One of the world’s largest downstream solar companies, Conergy, has started construction on what will likely be a world first ‘islanding’ solar and storage project in Australia’s north.
The $42.5 million project is set to be developed in Lakeland, in far north Queensland, and will be the Southern Hemisphere’s first integrated solar, storage, and fringe-of-grid project of this size and scale — and will aim to be a world first demonstration of grid-to-islanding.
[Update: Islanding is essentially when a “fringe” portion of the grid is cut off from the grid but then continues to function as a self-enclosed microgrid. (Presumably, this most often occurs temporarily.) For example, a community may lose power from the grid but then be able to keep electricity flowing via solar panels, batteries, wind turbines, etc. Of course, the proper technology needs to be in place to allow both connection to the grid and self-reliant electricity generation and transmission.]
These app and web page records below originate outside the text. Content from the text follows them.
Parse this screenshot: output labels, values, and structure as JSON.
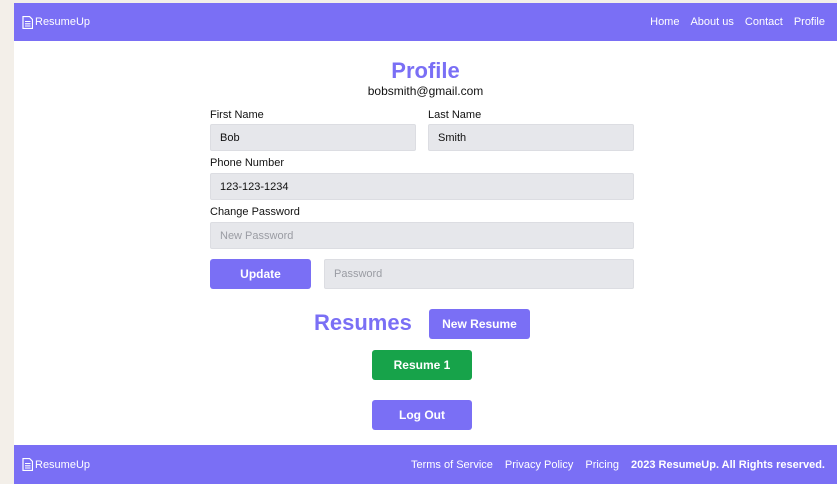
{
  "nav": {
    "brand": "ResumeUp",
    "links": [
      "Home",
      "About us",
      "Contact",
      "Profile"
    ]
  },
  "profile": {
    "title": "Profile",
    "email": "bobsmith@gmail.com",
    "first_name_label": "First Name",
    "first_name_value": "Bob",
    "last_name_label": "Last Name",
    "last_name_value": "Smith",
    "phone_label": "Phone Number",
    "phone_value": "123-123-1234",
    "change_password_label": "Change Password",
    "new_password_placeholder": "New Password",
    "password_placeholder": "Password",
    "update_label": "Update"
  },
  "resumes": {
    "title": "Resumes",
    "new_resume_label": "New Resume",
    "items": [
      "Resume 1"
    ],
    "logout_label": "Log Out"
  },
  "footer": {
    "brand": "ResumeUp",
    "links": [
      "Terms of Service",
      "Privacy Policy",
      "Pricing"
    ],
    "copyright": "2023 ResumeUp. All Rights reserved."
  },
  "colors": {
    "brand_purple": "#7a6ff5",
    "resume_green": "#17a34a",
    "input_bg": "#e6e7eb"
  }
}
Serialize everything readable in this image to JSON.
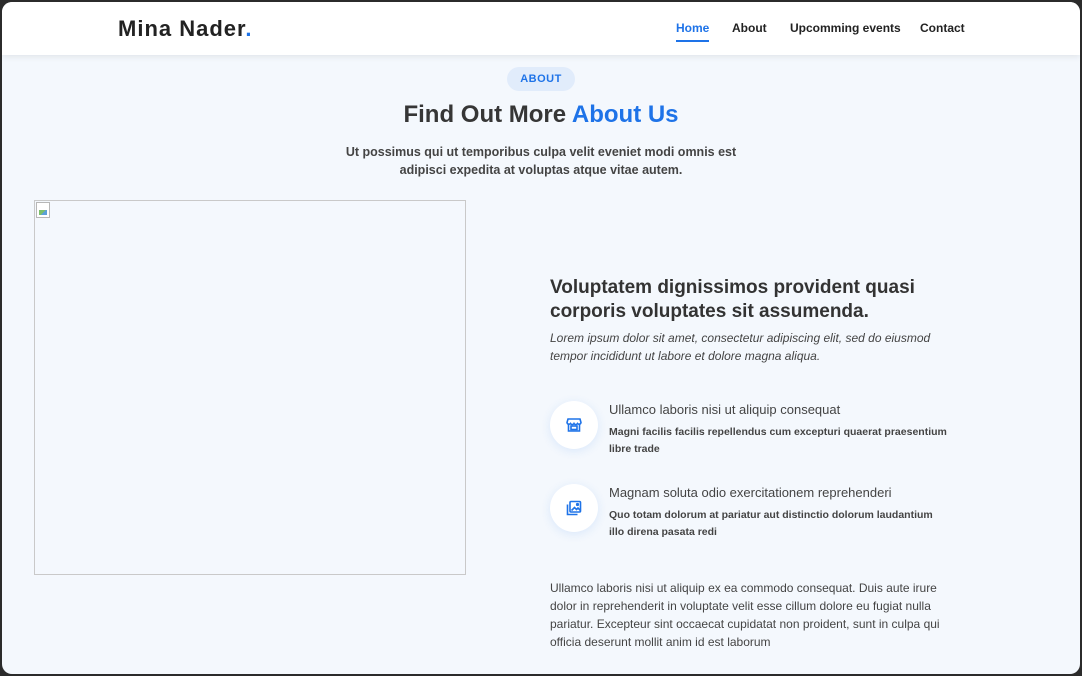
{
  "header": {
    "logo_text": "Mina Nader",
    "logo_dot": ".",
    "nav": [
      {
        "label": "Home",
        "active": true
      },
      {
        "label": "About",
        "active": false
      },
      {
        "label": "Upcomming events",
        "active": false
      },
      {
        "label": "Contact",
        "active": false
      }
    ]
  },
  "about": {
    "badge": "ABOUT",
    "title_prefix": "Find Out More ",
    "title_accent": "About Us",
    "subtitle": "Ut possimus qui ut temporibus culpa velit eveniet modi omnis est adipisci expedita at voluptas atque vitae autem.",
    "heading": "Voluptatem dignissimos provident quasi corporis voluptates sit assumenda.",
    "lead": "Lorem ipsum dolor sit amet, consectetur adipiscing elit, sed do eiusmod tempor incididunt ut labore et dolore magna aliqua.",
    "features": [
      {
        "icon": "store-icon",
        "title": "Ullamco laboris nisi ut aliquip consequat",
        "description": "Magni facilis facilis repellendus cum excepturi quaerat praesentium libre trade"
      },
      {
        "icon": "images-icon",
        "title": "Magnam soluta odio exercitationem reprehenderi",
        "description": "Quo totam dolorum at pariatur aut distinctio dolorum laudantium illo direna pasata redi"
      }
    ],
    "paragraph": "Ullamco laboris nisi ut aliquip ex ea commodo consequat. Duis aute irure dolor in reprehenderit in voluptate velit esse cillum dolore eu fugiat nulla pariatur. Excepteur sint occaecat cupidatat non proident, sunt in culpa qui officia deserunt mollit anim id est laborum"
  },
  "colors": {
    "accent": "#1e73e8",
    "background": "#f4f8fd",
    "text": "#333333"
  }
}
“Utility-scale solar and storage, combined with effective management software, is the Holy Grail of the global renewable energy industry, and with this project we are well within reach of it,” said Conergy Managing Director David McCallum. “This is an exciting opportunity to combine the latest developments in solar technology with utility-scale battery storage to feed consistent, quality power into the existing electricity grid.”
Further, because of the project’s intention to demonstrate grid-to-islanding, Conergy has established a Knowledge Sharing Project with the Australian Renewable Energy Agency (ARNEA), BHP Billiton, Ergon Energy, and Origin Energy.
“Along with our knowledge-share partners, we’ll be closely testing and demonstrating how the integrated technology performs, with the view that this model could be used more widely in the future,” McCallum continued.
“We want to demonstrate how this technology can provide an effective and consistent supply to the grid or operate in islanding mode, particularly in fringe-of-grid locations, paving the way for this integrated model to be used more widely around the world.”
ARENA is providing $17.4 million in funding support for the 10.8 MW project, with its 1.4 MW/5.3 MWh lithium-ion battery storage set up.
“Figuring out how solar PV and battery storage technologies best work together at a large scale will be crucial for helping more renewables enter our grids,” said ARENA CEO Ivor Frischknecht.
“We know that battery storage will play a critical role in our future energy systems. The benefit of adding batteries to solar farms is simple; they store energy from the sun for use at peak times and overnight. They can also smooth solar energy output on cloudy days.
“This plant will generate and store enough renewable energy to power more than 3000 homes and create up to 60 jobs in the Lakeland region during construction.
“The global energy transition is happening faster than many anticipated and Australia is well placed to be a key player. Our growing expertise in integrating renewables and batteries could readily translate into economic opportunities including export dollars in world markets.”